* [Task]
Any picture in the records below stays out; return everything else exactly.

* [Records supplied]
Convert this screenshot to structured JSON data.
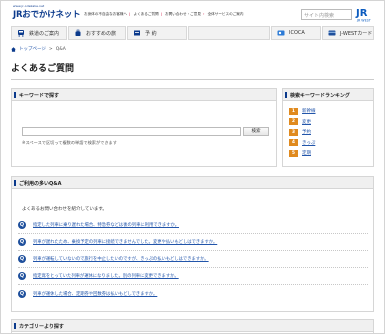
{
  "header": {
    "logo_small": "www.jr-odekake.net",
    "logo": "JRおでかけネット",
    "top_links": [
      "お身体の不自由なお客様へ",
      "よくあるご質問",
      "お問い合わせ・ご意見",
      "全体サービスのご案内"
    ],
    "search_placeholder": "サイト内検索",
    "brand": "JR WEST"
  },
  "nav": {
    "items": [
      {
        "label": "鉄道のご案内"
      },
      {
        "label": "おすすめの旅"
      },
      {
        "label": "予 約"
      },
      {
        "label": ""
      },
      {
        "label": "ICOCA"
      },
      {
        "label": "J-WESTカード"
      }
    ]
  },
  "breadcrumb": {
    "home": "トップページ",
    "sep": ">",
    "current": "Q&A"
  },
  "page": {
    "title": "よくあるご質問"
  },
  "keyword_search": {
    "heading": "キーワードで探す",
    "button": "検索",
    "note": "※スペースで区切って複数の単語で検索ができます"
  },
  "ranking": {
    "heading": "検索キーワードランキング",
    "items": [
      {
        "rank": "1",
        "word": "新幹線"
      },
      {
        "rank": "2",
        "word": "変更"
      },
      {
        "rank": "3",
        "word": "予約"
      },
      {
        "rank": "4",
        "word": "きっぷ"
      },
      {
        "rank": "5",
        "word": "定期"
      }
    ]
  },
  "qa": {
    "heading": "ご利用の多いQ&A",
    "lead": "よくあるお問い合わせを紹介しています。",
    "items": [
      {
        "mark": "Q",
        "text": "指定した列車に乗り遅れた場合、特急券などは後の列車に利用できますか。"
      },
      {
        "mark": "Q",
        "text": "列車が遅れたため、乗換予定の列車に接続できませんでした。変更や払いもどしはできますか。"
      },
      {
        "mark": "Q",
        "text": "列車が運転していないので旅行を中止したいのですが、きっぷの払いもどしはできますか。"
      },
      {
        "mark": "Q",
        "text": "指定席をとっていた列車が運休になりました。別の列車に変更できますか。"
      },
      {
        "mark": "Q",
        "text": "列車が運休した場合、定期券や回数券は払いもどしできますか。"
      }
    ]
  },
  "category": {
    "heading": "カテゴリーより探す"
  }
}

* [Written solution]
Convert this screenshot to structured JSON data.
{
  "header": {
    "logo_small": "www.jr-odekake.net",
    "logo": "JRおでかけネット",
    "top_links": [
      "お身体の不自由なお客様へ",
      "よくあるご質問",
      "お問い合わせ・ご意見",
      "全体サービスのご案内"
    ],
    "search_placeholder": "サイト内検索",
    "brand": "JR WEST"
  },
  "nav": {
    "items": [
      {
        "label": "鉄道のご案内"
      },
      {
        "label": "おすすめの旅"
      },
      {
        "label": "予 約"
      },
      {
        "label": ""
      },
      {
        "label": "ICOCA"
      },
      {
        "label": "J-WESTカード"
      }
    ]
  },
  "breadcrumb": {
    "home": "トップページ",
    "sep": ">",
    "current": "Q&A"
  },
  "page": {
    "title": "よくあるご質問"
  },
  "keyword_search": {
    "heading": "キーワードで探す",
    "button": "検索",
    "note": "※スペースで区切って複数の単語で検索ができます"
  },
  "ranking": {
    "heading": "検索キーワードランキング",
    "items": [
      {
        "rank": "1",
        "word": "新幹線"
      },
      {
        "rank": "2",
        "word": "変更"
      },
      {
        "rank": "3",
        "word": "予約"
      },
      {
        "rank": "4",
        "word": "きっぷ"
      },
      {
        "rank": "5",
        "word": "定期"
      }
    ]
  },
  "qa": {
    "heading": "ご利用の多いQ&A",
    "lead": "よくあるお問い合わせを紹介しています。",
    "items": [
      {
        "mark": "Q",
        "text": "指定した列車に乗り遅れた場合、特急券などは後の列車に利用できますか。"
      },
      {
        "mark": "Q",
        "text": "列車が遅れたため、乗換予定の列車に接続できませんでした。変更や払いもどしはできますか。"
      },
      {
        "mark": "Q",
        "text": "列車が運転していないので旅行を中止したいのですが、きっぷの払いもどしはできますか。"
      },
      {
        "mark": "Q",
        "text": "指定席をとっていた列車が運休になりました。別の列車に変更できますか。"
      },
      {
        "mark": "Q",
        "text": "列車が運休した場合、定期券や回数券は払いもどしできますか。"
      }
    ]
  },
  "category": {
    "heading": "カテゴリーより探す"
  }
}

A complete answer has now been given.